Like most study abroad experiences at the University of Richmond, Ellen Walk’s trip to Trinidad, Jamaica, Panama, and Cuba on the 2011 Faculty Seminar Abroad didn’t end when the plane touched down in Richmond. Instead, the seminar inspired Walk, an assistant professor of management and information systems, to look for ways to internationalize her own teaching and expose her students to the world beyond U.S. borders. Spring break of the past year found Walk back in Panama—this time with the eight students in her short-term management course, “Role of Information and Communications Technologies in Developing Countries.”

The idea for the course grew out of Walk’s own experiences in the seminar. Since its inception in 1989, the Faculty Seminar Abroad has fostered interdisciplinary faculty teaching and research in significant regions around the globe. Furthermore, Walk says, it offers “a way for faculty members to get to know a region and make contacts, and at the same time represent the University to our academic partners.”

The seminar’s benefits also extend to students, making important contributions to Richmond’s goals of internationalizing the University and increasing the number of students with study abroad experience. “I think that everybody since the [2011] trip has done something with the region,” Walk says. “Either a presentation, or hosting a faculty member from one of the countries, or, in my case, a trip.”

Walk was attracted to the short-term study abroad course model because it offers students who have been unable to study abroad the opportunity to still experience foreign travel in an academic context. Of the course’s eight students, three were seniors in their final semester, so the trip was their last chance to study abroad. Matthew Chmielewski, ’12, came to the University as a transfer student and says, “there was no way I would have been able to study abroad.”

According to Walk, Panama was a natural choice for the course. “I felt like the contacts that we made and the impact of the expansion of the Panama Canal fit into my particular course description very well,” she says. Furthermore, although Panama’s official language is Spanish, many of its residents speak English, which allowed students to improve their language proficiency without the rigors of immersion.

In designing the course, Walk turned to her experiences on the 2011 seminar. “What was beneficial about the faculty seminar was that we literally were doing a dry run of the logistical steps in running a study abroad trip,” she says. The Office of International Education (OIE) provided her with pre-trip support, including two class speakers on health, safety, and cross-cultural issues. Finally, Walk obtained funding through C. Weinstein and Bonner Center for Civic Engagement grants. “[Those funds] made the trip possible, because we were trying to keep the cost way down,” Walk says.
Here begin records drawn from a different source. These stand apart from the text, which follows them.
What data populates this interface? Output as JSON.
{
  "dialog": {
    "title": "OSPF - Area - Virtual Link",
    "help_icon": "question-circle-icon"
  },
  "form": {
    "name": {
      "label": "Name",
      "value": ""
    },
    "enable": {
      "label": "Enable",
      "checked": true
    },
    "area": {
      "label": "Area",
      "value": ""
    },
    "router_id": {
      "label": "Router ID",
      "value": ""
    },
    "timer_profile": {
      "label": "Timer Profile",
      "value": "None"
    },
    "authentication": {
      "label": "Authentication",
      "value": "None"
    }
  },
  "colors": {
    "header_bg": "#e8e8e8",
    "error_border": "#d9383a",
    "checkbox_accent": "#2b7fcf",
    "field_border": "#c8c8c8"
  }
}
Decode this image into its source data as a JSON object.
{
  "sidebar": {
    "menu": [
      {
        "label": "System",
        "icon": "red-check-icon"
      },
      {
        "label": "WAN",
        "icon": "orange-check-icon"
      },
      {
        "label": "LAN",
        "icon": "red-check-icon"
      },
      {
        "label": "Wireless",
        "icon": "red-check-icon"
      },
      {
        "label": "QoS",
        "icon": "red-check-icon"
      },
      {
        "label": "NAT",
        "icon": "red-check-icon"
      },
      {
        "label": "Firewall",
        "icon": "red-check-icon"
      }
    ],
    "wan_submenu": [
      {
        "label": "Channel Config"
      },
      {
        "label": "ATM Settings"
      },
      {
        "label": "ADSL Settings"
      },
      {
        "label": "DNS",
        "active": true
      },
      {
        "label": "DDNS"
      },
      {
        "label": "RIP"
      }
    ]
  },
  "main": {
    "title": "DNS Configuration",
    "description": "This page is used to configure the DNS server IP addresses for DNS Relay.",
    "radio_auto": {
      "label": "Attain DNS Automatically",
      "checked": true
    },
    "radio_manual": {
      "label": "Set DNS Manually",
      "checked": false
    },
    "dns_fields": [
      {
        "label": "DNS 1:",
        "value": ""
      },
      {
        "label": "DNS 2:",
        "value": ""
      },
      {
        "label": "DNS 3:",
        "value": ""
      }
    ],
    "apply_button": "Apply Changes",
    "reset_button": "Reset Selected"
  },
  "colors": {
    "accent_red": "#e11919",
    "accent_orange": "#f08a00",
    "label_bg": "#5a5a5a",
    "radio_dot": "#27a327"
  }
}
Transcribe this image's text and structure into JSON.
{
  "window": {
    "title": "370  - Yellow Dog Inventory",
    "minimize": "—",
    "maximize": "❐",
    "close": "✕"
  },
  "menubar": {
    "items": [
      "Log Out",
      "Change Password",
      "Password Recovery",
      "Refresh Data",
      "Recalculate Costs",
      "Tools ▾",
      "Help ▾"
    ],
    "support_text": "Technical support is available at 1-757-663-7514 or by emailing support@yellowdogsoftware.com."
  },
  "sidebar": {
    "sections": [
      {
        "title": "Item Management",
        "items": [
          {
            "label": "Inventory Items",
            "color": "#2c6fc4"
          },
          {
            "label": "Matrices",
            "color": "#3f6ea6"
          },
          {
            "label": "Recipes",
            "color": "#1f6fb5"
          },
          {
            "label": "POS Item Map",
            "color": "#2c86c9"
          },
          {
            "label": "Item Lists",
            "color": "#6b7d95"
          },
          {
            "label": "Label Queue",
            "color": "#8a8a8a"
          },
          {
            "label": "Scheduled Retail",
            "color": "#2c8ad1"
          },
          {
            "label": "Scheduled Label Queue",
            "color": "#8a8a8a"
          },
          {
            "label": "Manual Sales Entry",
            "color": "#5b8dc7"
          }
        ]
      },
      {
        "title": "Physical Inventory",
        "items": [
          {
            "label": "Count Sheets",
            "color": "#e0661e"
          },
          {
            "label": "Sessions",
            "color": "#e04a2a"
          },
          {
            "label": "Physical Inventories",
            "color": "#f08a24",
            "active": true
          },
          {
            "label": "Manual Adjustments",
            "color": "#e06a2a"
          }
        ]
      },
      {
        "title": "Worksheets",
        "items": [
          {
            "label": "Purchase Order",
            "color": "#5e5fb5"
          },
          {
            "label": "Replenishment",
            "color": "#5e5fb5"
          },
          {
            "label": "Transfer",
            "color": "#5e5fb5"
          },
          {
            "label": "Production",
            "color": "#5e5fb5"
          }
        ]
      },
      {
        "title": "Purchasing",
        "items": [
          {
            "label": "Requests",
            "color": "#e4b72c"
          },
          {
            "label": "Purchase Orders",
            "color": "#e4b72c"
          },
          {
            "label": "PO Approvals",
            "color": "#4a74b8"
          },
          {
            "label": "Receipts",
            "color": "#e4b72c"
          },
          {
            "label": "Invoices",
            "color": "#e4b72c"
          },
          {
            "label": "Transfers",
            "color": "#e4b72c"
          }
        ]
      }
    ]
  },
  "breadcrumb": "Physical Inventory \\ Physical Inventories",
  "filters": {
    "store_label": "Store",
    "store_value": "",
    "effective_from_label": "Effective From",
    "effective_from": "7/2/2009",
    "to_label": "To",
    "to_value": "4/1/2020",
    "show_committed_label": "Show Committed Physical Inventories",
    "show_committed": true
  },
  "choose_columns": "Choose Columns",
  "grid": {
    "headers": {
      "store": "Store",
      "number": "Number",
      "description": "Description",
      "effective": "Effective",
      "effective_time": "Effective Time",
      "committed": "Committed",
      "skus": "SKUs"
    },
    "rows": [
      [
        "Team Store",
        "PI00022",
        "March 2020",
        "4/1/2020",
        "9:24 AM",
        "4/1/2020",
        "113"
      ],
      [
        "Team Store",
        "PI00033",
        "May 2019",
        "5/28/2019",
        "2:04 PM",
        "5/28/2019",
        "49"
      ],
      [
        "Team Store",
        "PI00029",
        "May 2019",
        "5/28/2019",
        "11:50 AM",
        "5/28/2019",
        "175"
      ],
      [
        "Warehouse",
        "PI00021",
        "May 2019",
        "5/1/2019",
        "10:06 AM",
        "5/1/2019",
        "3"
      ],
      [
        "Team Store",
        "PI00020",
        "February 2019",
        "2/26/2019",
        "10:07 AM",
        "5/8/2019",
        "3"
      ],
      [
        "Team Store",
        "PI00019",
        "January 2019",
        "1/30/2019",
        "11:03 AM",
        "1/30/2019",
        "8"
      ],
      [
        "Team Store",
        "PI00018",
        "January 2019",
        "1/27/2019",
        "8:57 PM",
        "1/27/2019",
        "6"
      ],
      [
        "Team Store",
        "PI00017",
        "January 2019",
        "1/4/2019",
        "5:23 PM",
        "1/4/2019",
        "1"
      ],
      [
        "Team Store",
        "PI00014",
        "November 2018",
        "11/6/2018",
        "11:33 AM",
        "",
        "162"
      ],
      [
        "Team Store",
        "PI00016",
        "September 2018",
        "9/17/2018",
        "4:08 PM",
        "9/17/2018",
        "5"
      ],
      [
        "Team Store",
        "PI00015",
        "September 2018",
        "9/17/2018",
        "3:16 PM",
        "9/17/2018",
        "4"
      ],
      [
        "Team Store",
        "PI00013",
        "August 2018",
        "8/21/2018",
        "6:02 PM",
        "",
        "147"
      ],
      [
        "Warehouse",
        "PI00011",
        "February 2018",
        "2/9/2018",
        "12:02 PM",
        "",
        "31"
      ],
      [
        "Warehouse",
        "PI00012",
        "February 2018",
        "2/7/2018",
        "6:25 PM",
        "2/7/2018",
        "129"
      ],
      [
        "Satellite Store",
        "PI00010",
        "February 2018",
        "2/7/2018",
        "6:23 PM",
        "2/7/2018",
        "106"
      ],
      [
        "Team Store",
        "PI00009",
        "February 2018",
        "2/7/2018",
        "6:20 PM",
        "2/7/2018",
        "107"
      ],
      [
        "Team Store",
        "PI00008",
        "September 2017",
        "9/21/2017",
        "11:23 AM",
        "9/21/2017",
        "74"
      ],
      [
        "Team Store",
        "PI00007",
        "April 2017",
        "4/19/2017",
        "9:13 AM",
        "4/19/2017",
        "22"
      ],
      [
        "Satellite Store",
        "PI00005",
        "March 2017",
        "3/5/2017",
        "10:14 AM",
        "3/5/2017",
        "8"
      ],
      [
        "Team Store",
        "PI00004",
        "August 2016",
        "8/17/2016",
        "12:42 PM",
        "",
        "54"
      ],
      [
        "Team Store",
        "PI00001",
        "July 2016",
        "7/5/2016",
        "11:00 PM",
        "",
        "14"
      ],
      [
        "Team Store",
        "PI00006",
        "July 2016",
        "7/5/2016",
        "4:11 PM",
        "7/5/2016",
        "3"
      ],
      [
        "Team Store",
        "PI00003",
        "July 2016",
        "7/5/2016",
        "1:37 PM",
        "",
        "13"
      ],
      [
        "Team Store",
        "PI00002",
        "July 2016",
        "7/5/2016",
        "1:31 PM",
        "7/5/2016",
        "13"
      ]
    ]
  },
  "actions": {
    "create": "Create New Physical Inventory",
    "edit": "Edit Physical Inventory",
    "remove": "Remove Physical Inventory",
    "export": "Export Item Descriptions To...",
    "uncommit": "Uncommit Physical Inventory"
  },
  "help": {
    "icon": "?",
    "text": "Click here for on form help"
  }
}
Although Walk duplicated certain trip activities from the faculty seminar—such as a hike through the rainforest on Barro Colorado Island and a day in historic Panama City—she also scheduled a number of innovative activities that enhanced students’ curricular learning and exposed them to diverse sides of Panamanian culture. In what Walk describes as the “highlight” of the trip—an opinion echoed by many students in the group’s trip blog—the class traveled in dugout canoes down the Chagres River to spend a day with the Emberá indigenous community.

This visit was facilitated by the group’s guide, Archie Kirchman, a Panamanian entrepreneur whom Walk met during the seminar. Walk identifies Kirchman as one of the most crucial elements of the trip’s success and credits the faculty seminar with allowing her to make such a connection. “It’s really important to have contacts that you have assessed long before the trip,” she says.

Kirchman also made a mark on the students. “He had a degree in some kind of telecommunications, but he was also an entrepreneur,” Chmielewski says. “I thought that set a really great example for us.”

The ability to see lessons learned in the classroom put into action in a real-world context had profound effects on students’ learning. The incorporation of the trip, says Walk, adds a multidisciplinary element to the class, “because it ends up being about the history, the culture, the politics, and the language.” She particularly recalls the group’s visit to the expansion zone of the Panama Canal, which, when completed, will double the capacity of the waterway. “It was like a scene from a James Bond movie,” Walk says. “All of a sudden the students understood exactly what an international supply chain is.”

Many students took those lessons back to Richmond. When Chmielewski’s strategic management course asked students to recommend strategies that would increase particular companies’ financial sustainability, he formulated a suggestion related to the Panama Canal. “Coming up with a recommendation like that would never have happened had I not gone on the trip and experienced the canal,” he says.

In April 2012, the OIE recognized Walk’s contributions with an International Education Award. Walk hopes to repeat the course in future years, perhaps for business management students, or with a trip to Cuba or Nicaragua. “When you put together a trip, it’s a lot of work,” she says. “So if it works really well you want to do it again.” As a result of a grant from the Mellon Foundation, she also will collaborate this fall with Claudia Ferman, a Spanish and film studies professor, to teach another information and communications technology seminar.

At the end of the day, the greatest benefits of such short-term study abroad courses accrue to the students themselves. “You can read all the books from all the different vantage points, but nothing beats being there and seeing for yourself,” says Isaiah Bailey, ’13. Chmielewski agrees. “Never having had the opportunity to study abroad, I was kind of limited in what I knew about the scope of the world. This experience makes me see that there’s a greater horizon beyond the United States.”